A great opportunity to exchange knowledge and new ideas about Chinese language and literature, and to create a common ground for Chinese studies in Europe and Japan: the second conference organized by both Peking University (PKU) and the Department of Asian and North African Studies of Ca’ Foscari University of Venice was held on October 14-15, 2016, at the Department of Chinese Language and Literature of Peking University (commonly known in China as Beida).

The conference, which was given the title Humanities, different traditions and Methodologies: Multicultural Perspectives in Chinese Language and Literature, consisted of six panel sessions, each discussing different aspects in this field of research: from literary narrative to linguistics, from translation to the interpretation of modern and contemporary Chinese literature.

The ceremony opened with a welcome from the organizers, Vice President Li Yansong (Peking University) and Vice Rector Tiziana Lippiello (Ca’ Foscari University of Venice) Prof.
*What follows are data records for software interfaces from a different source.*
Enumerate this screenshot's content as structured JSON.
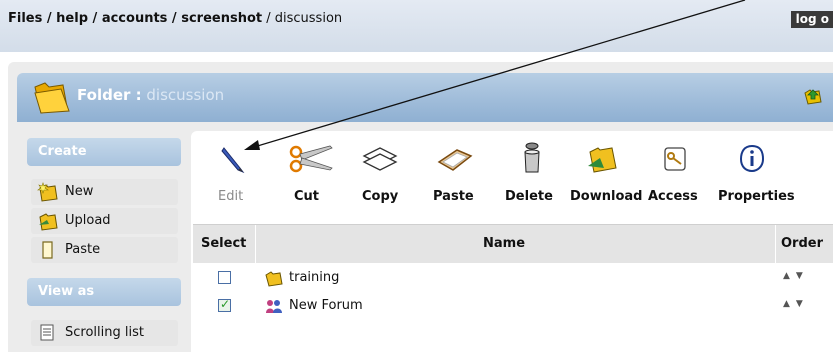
{
  "breadcrumb": {
    "files": "Files",
    "sep1": " / ",
    "help": "help",
    "sep2": " / ",
    "accounts": "accounts",
    "sep3": " / ",
    "screenshot": "screenshot",
    "sep4": " / ",
    "current": "discussion"
  },
  "logout_label": "log o",
  "folder": {
    "label": "Folder :",
    "name": "discussion"
  },
  "sidebar": {
    "create_title": "Create",
    "create_items": [
      {
        "label": "New",
        "icon": "new-folder-icon"
      },
      {
        "label": "Upload",
        "icon": "upload-icon"
      },
      {
        "label": "Paste",
        "icon": "paste-page-icon"
      }
    ],
    "view_title": "View as",
    "view_items": [
      {
        "label": "Scrolling list",
        "icon": "list-icon"
      }
    ]
  },
  "toolbar": {
    "edit": "Edit",
    "cut": "Cut",
    "copy": "Copy",
    "paste": "Paste",
    "delete": "Delete",
    "download": "Download",
    "access": "Access",
    "properties": "Properties"
  },
  "table": {
    "headers": {
      "select": "Select",
      "name": "Name",
      "order": "Order"
    },
    "rows": [
      {
        "name": "training",
        "checked": false,
        "icon": "folder-icon"
      },
      {
        "name": "New Forum",
        "checked": true,
        "icon": "forum-icon"
      }
    ]
  },
  "colors": {
    "header_bar": "#d8e1ec",
    "folder_bar": "#9ebbd9",
    "panel_bg": "#ececec",
    "dim_label": "#8a8a8a"
  }
}
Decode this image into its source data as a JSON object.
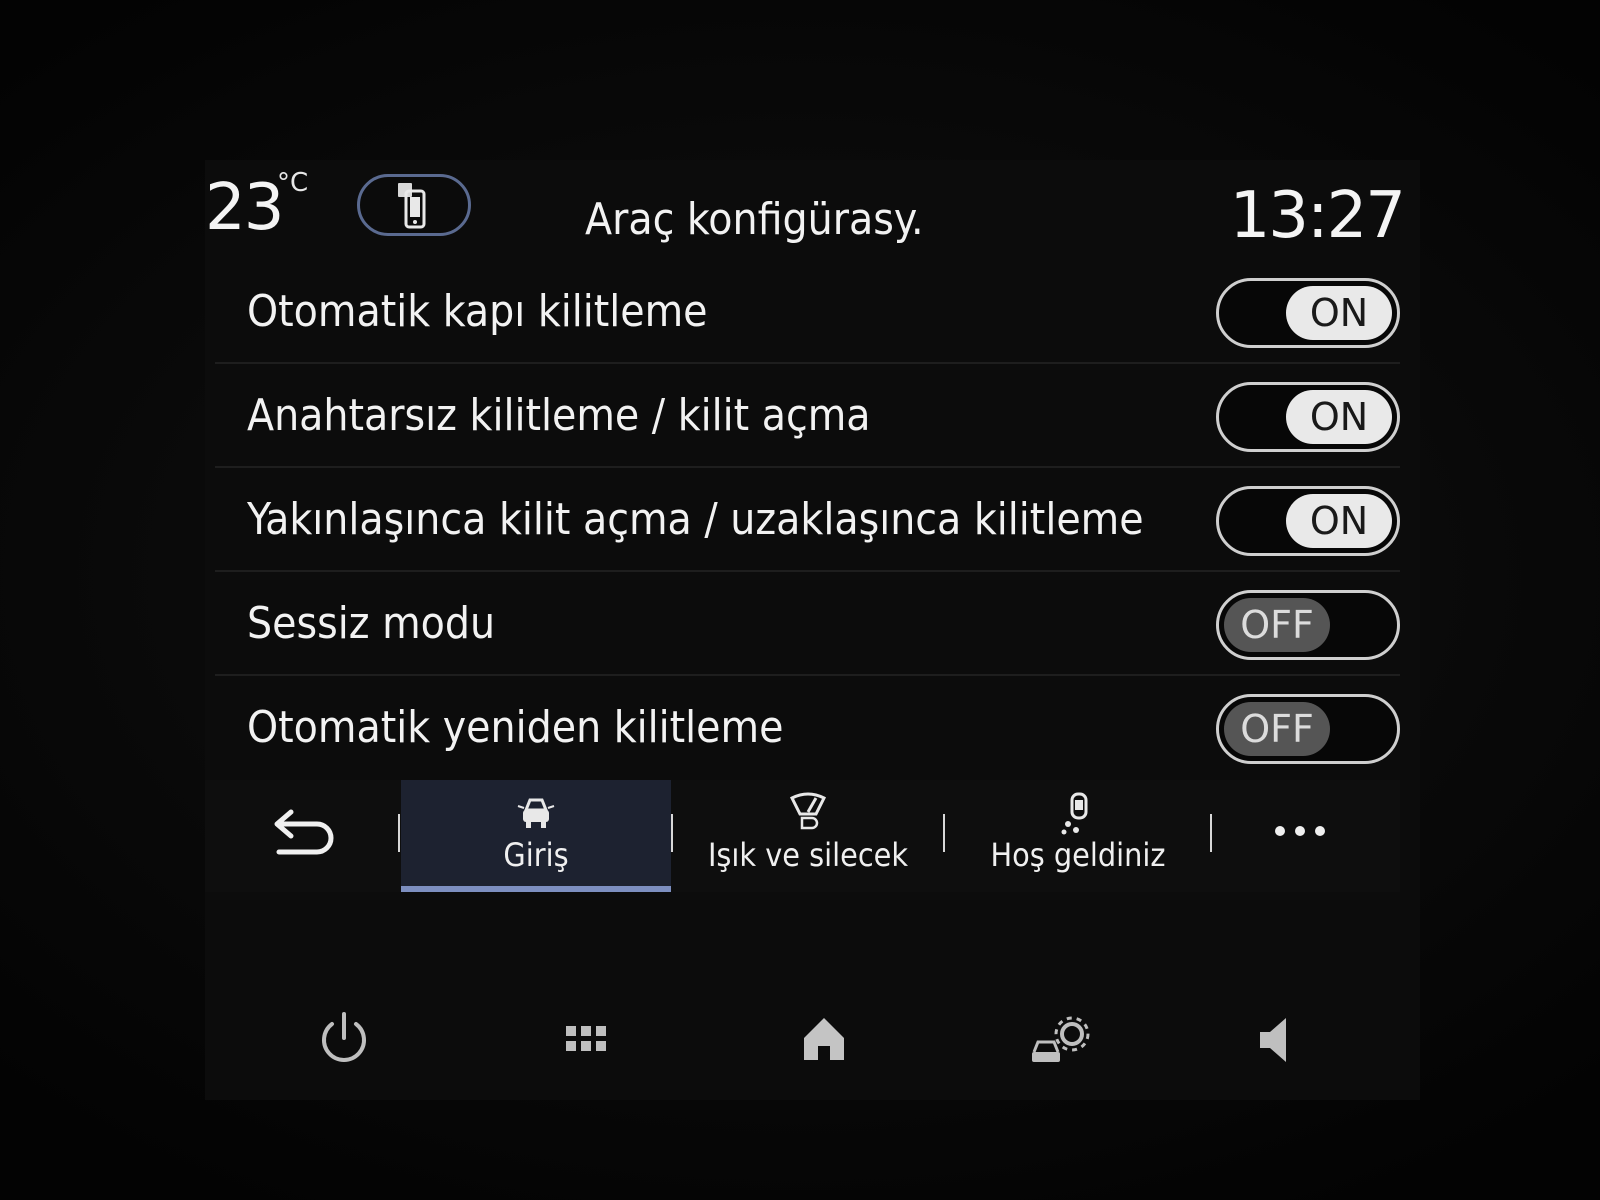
{
  "status_bar": {
    "temperature": "23",
    "temperature_unit": "°C",
    "title": "Araç konfigürasy.",
    "time": "13:27",
    "phone_icon": "phone-mirror-icon"
  },
  "settings": [
    {
      "label": "Otomatik kapı kilitleme",
      "state": "ON"
    },
    {
      "label": "Anahtarsız kilitleme / kilit açma",
      "state": "ON"
    },
    {
      "label": "Yakınlaşınca kilit açma / uzaklaşınca kilitleme",
      "state": "ON"
    },
    {
      "label": "Sessiz modu",
      "state": "OFF"
    },
    {
      "label": "Otomatik yeniden kilitleme",
      "state": "OFF"
    }
  ],
  "tabs": [
    {
      "label": "Giriş",
      "icon": "car-access-icon",
      "active": true
    },
    {
      "label": "Işık ve silecek",
      "icon": "wiper-light-icon",
      "active": false
    },
    {
      "label": "Hoş geldiniz",
      "icon": "welcome-icon",
      "active": false
    }
  ],
  "tabbar_icons": {
    "back": "back-arrow-icon",
    "more": "more-dots-icon"
  },
  "system_bar": [
    "power-icon",
    "apps-grid-icon",
    "home-icon",
    "vehicle-settings-icon",
    "volume-icon"
  ],
  "colors": {
    "accent": "#7d8fc0",
    "active_tab_bg": "#1d2230",
    "toggle_on_knob": "#e9e9e9",
    "toggle_off_knob": "#555555"
  }
}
Chen Xiaoming, Chair of the PKU Chinese Department, prof. Zhang Hui, Vice chair of the PKU Chinese Department and the First Secretary of the Italian Embassy in Beijing, dr. Pierluigi Colapinto.
Taking part in the debate were professors from several prestigious universities in China and Europe, including Suzhou University (China), Gakuin University (Japan), Lund University (Sweden), Charles University Prague (Czech Republic), and the Italian universities La Sapienza (Rome), Statale (Milan) and Bicocca (Milan).

The first conference of this kind organized by the two institutions  was held in Venice in March 2013 and resulted in the publication of a collection of essays by Edizioni Ca’ Foscari, entitled Linking Ancient and Contemporary: Continuities and Discontinuities in Chinese Literature, which is currently available as an open access ebook.
The volume reflects the desire to compare and combine different approaches to Chinese literature and to show how, throughout the ages, traditional intellectual and literary values have been repeatedly criticized and rejected, yet have resurfaced and been reinterpreted in many different ways.